[[ RECORD EXCERPTS, beginning ]]

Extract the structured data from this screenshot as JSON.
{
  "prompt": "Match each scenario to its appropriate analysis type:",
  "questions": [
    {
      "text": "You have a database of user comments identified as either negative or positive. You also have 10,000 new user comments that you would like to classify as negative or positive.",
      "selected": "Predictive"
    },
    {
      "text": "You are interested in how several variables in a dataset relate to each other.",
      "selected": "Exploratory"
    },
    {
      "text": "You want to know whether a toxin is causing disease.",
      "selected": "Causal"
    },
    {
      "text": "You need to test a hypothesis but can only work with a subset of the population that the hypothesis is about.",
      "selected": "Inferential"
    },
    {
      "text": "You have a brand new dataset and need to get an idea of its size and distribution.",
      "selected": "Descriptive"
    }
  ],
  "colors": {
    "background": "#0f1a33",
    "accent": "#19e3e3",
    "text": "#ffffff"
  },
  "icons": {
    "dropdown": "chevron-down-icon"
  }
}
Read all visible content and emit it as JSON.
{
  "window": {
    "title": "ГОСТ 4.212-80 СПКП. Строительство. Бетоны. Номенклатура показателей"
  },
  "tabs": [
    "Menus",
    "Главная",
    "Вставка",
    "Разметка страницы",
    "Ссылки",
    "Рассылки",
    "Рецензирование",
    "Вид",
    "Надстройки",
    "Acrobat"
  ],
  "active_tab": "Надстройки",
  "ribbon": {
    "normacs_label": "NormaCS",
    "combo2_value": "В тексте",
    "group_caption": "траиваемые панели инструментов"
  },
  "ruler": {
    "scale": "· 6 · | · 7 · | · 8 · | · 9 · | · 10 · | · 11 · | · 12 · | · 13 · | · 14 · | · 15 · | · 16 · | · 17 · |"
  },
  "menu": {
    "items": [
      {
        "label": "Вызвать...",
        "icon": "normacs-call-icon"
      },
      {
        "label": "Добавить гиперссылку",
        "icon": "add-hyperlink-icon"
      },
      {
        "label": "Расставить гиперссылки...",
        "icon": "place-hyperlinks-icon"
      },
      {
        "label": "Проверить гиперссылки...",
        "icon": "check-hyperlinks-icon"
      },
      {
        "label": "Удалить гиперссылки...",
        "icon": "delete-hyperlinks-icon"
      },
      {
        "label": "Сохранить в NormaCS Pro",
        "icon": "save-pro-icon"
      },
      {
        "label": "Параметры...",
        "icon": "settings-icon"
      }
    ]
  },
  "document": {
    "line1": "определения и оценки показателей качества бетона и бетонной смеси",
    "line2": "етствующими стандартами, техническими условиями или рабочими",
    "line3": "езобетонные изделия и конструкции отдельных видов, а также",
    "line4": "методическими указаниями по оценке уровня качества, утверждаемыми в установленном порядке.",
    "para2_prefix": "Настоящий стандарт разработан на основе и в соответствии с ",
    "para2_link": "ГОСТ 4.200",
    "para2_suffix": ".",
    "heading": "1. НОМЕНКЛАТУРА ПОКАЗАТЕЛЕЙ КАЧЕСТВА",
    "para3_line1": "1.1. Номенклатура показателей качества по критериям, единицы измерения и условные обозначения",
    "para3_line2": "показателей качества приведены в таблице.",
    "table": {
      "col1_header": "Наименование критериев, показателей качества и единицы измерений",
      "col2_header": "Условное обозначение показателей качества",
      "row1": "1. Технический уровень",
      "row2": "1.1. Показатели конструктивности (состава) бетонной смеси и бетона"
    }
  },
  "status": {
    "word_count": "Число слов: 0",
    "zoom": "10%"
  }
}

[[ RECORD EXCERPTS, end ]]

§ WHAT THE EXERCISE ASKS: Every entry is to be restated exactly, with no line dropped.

§ SOLUTION:
Extract the structured data from this screenshot as JSON.
{
  "prompt": "Match each scenario to its appropriate analysis type:",
  "questions": [
    {
      "text": "You have a database of user comments identified as either negative or positive. You also have 10,000 new user comments that you would like to classify as negative or positive.",
      "selected": "Predictive"
    },
    {
      "text": "You are interested in how several variables in a dataset relate to each other.",
      "selected": "Exploratory"
    },
    {
      "text": "You want to know whether a toxin is causing disease.",
      "selected": "Causal"
    },
    {
      "text": "You need to test a hypothesis but can only work with a subset of the population that the hypothesis is about.",
      "selected": "Inferential"
    },
    {
      "text": "You have a brand new dataset and need to get an idea of its size and distribution.",
      "selected": "Descriptive"
    }
  ],
  "colors": {
    "background": "#0f1a33",
    "accent": "#19e3e3",
    "text": "#ffffff"
  },
  "icons": {
    "dropdown": "chevron-down-icon"
  }
}
Read all visible content and emit it as JSON.
{
  "window": {
    "title": "ГОСТ 4.212-80 СПКП. Строительство. Бетоны. Номенклатура показателей"
  },
  "tabs": [
    "Menus",
    "Главная",
    "Вставка",
    "Разметка страницы",
    "Ссылки",
    "Рассылки",
    "Рецензирование",
    "Вид",
    "Надстройки",
    "Acrobat"
  ],
  "active_tab": "Надстройки",
  "ribbon": {
    "normacs_label": "NormaCS",
    "combo2_value": "В тексте",
    "group_caption": "траиваемые панели инструментов"
  },
  "ruler": {
    "scale": "· 6 · | · 7 · | · 8 · | · 9 · | · 10 · | · 11 · | · 12 · | · 13 · | · 14 · | · 15 · | · 16 · | · 17 · |"
  },
  "menu": {
    "items": [
      {
        "label": "Вызвать...",
        "icon": "normacs-call-icon"
      },
      {
        "label": "Добавить гиперссылку",
        "icon": "add-hyperlink-icon"
      },
      {
        "label": "Расставить гиперссылки...",
        "icon": "place-hyperlinks-icon"
      },
      {
        "label": "Проверить гиперссылки...",
        "icon": "check-hyperlinks-icon"
      },
      {
        "label": "Удалить гиперссылки...",
        "icon": "delete-hyperlinks-icon"
      },
      {
        "label": "Сохранить в NormaCS Pro",
        "icon": "save-pro-icon"
      },
      {
        "label": "Параметры...",
        "icon": "settings-icon"
      }
    ]
  },
  "document": {
    "line1": "определения и оценки показателей качества бетона и бетонной смеси",
    "line2": "етствующими стандартами, техническими условиями или рабочими",
    "line3": "езобетонные изделия и конструкции отдельных видов, а также",
    "line4": "методическими указаниями по оценке уровня качества, утверждаемыми в установленном порядке.",
    "para2_prefix": "Настоящий стандарт разработан на основе и в соответствии с ",
    "para2_link": "ГОСТ 4.200",
    "para2_suffix": ".",
    "heading": "1. НОМЕНКЛАТУРА ПОКАЗАТЕЛЕЙ КАЧЕСТВА",
    "para3_line1": "1.1. Номенклатура показателей качества по критериям, единицы измерения и условные обозначения",
    "para3_line2": "показателей качества приведены в таблице.",
    "table": {
      "col1_header": "Наименование критериев, показателей качества и единицы измерений",
      "col2_header": "Условное обозначение показателей качества",
      "row1": "1. Технический уровень",
      "row2": "1.1. Показатели конструктивности (состава) бетонной смеси и бетона"
    }
  },
  "status": {
    "word_count": "Число слов: 0",
    "zoom": "10%"
  }
}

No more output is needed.